Answering a question at a news conference during his Bharat Jodo Yatra in Delhi, Rahul Gandhi said it was for Congress President Mallikarjun Kharge to decide if his cousin Feroze Varun Gandhi wanted to join the party.

Varun was an infant when mother Maneka Gandhi left the Indira Gandhi household and join the BJP later.

Varun Gandhi is the BJP Lok Sabha member from Pilbhit, Uttar Pradesh, earlier held by his mother, and long ago by great-grandfather, Jawaharlal Nehru.

Though not getting his due in media space, he has been critical of the BJP's Hindutva ways for quite some time.

Though Varun's next moves are not known, someone in the BJP is sure to see a 'Nehru-Gandhi' streak in him if he wants to join the Congress and is given admittance.

This is because Rahul Gandhi was unconvincing when he said there was a 'problem' about his cousin joining the Bharat Jodo Yatra as he was still in the BJP.

In the normal course, a Varun Gandhi joining the Bharat Jodo Yatra would have been seen as the last nail in his BJP relations, but not to Rahul!

IMAGE: Congress Parliamentary Party Chairperson Sonia Gandhi with party leaders Rahul Gandhi, Ambika Soni, Mani Shankar Aiyar and J P Aggarwal and others stand for the National Anthem at the party's 138th Foundation Day celebrations in New Delhi, December 28, 2022. Photograph: Shrikant Singh/ANI Photo

In between, Congress veteran Kamal Nath stirred the pot by naming Rahul Gandhi as the Opposition's prime ministerial candidate in 2024.

Tactically, Rahul has not measured up to Modi's public image and standing for voter comparison.
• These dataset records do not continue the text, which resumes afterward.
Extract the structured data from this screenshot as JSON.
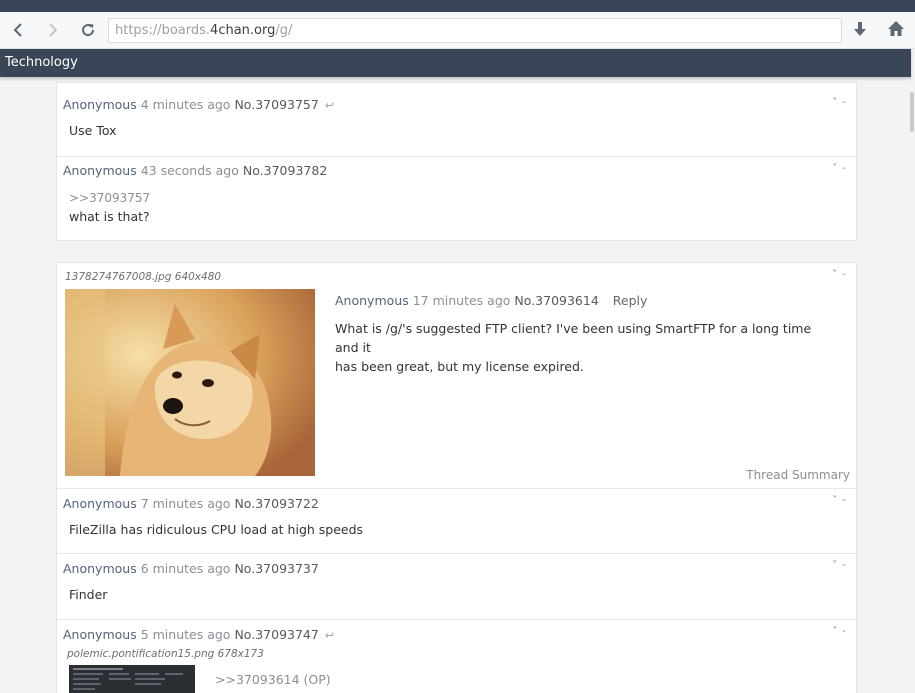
{
  "browser": {
    "url_scheme": "https://boards.",
    "url_host": "4chan.org",
    "url_path": "/g/"
  },
  "board": {
    "title": "Technology"
  },
  "posts_top": [
    {
      "name": "Anonymous",
      "time": "4 minutes ago",
      "number": "No.37093757",
      "body": "Use Tox",
      "menu": "˅ -"
    },
    {
      "name": "Anonymous",
      "time": "43 seconds ago",
      "number": "No.37093782",
      "quote": ">>37093757",
      "body": "what is that?",
      "menu": "˅ -"
    }
  ],
  "thread": {
    "file_info": "1378274767008.jpg 640x480",
    "op": {
      "name": "Anonymous",
      "time": "17 minutes ago",
      "number": "No.37093614",
      "reply_label": "Reply",
      "body_line1": "What is /g/'s suggested FTP client? I've been using SmartFTP for a long time and it",
      "body_line2": "has been great, but my license expired.",
      "menu": "˅ -"
    },
    "summary_label": "Thread Summary",
    "replies": [
      {
        "name": "Anonymous",
        "time": "7 minutes ago",
        "number": "No.37093722",
        "body": "FileZilla has ridiculous CPU load at high speeds",
        "menu": "˅ -"
      },
      {
        "name": "Anonymous",
        "time": "6 minutes ago",
        "number": "No.37093737",
        "body": "Finder",
        "menu": "˅ -"
      },
      {
        "name": "Anonymous",
        "time": "5 minutes ago",
        "number": "No.37093747",
        "file_info": "polemic.pontification15.png 678x173",
        "quote": ">>37093614 (OP)",
        "menu": "˅ -"
      }
    ]
  },
  "icons": {
    "back": "back-arrow-icon",
    "forward": "forward-arrow-icon",
    "reload": "reload-icon",
    "download": "download-arrow-icon",
    "home": "home-icon",
    "reply_arrow": "reply-arrow-icon"
  },
  "colors": {
    "header_bg": "#3a4557",
    "name": "#53657b",
    "page_bg": "#f2f3f5"
  }
}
But then, the Shiv Sena's Sanjay Raut is already talking about 'Rahul aura'. If it stays, then the aura could shift the power balance, according to Raut.

UP's Akhilesh Yadav and Mayawati, who were lukewarm to the Rahul team's invite to join the Bharat Jodo Yatra when it traversed the state, have since congratulated him, but without indicating if they would join in.

Either they are unsure of the unfolding poll scenario elsewhere, or of their own cadre-mood in the matter, or both.

Yet, strategically, with multiple prime ministerial aspirants in Mamata Banerjee, K Chandrashekar Rao and Arvind Kejriwal around, Kamal Nath is not going to make much headway.

For now, Bihar's Nitish Kumar has sort of endorsed Rahul for prime minister, but then he will also have to go around convincing the rest of them all -- that too after Sharad Pawar had tried his hand at an Opposition alliance some time ago, and failed.

Keeping the focus low on Nitish Kumar, the BJP chose state party veteran Sushil Modi to point out how the chief minister's earlier call for Opposition unity had no takers.

Whatever that be, according to insider inputs, for the average Congress worker, wherever he is still there, Rahul Gandhi breaking his past mould and rubbing shoulders with them is a good beginning.

They are not sure if it was too little, too late, and are willing to wait.

Time was when Rahul Gandhi reportedly saw them all as political theatre, but now seems to have acknowledged them as 'learning experience', instead!

N Sathiya Moorthy, veteran journalist and author, is a Chennai-based policy analyst and political commentator

Feature Presentation: Aslam Hunani/